(Records supplied)
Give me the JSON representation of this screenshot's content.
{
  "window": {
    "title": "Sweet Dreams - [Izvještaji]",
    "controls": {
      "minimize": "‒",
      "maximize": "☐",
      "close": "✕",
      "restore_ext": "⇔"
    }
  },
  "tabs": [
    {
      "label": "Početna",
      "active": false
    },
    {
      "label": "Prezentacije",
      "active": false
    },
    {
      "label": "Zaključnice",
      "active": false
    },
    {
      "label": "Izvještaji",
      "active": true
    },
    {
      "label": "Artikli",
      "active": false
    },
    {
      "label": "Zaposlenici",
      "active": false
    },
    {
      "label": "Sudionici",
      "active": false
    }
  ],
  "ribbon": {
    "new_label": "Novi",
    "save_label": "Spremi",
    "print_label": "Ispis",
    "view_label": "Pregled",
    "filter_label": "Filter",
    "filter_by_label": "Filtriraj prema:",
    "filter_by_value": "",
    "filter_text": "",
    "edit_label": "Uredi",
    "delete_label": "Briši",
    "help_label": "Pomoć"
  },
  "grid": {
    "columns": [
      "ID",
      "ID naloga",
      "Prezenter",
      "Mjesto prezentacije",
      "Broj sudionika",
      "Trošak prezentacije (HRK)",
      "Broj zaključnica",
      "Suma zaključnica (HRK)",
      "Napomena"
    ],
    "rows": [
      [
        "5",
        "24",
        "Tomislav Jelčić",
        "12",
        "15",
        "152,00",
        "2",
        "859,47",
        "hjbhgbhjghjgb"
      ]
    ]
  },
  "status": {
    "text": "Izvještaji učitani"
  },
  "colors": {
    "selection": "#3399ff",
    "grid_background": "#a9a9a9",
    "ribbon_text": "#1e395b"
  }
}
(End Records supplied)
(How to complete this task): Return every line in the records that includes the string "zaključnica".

(Your solution):
      "Broj zaključnica",
      "Suma zaključnica (HRK)",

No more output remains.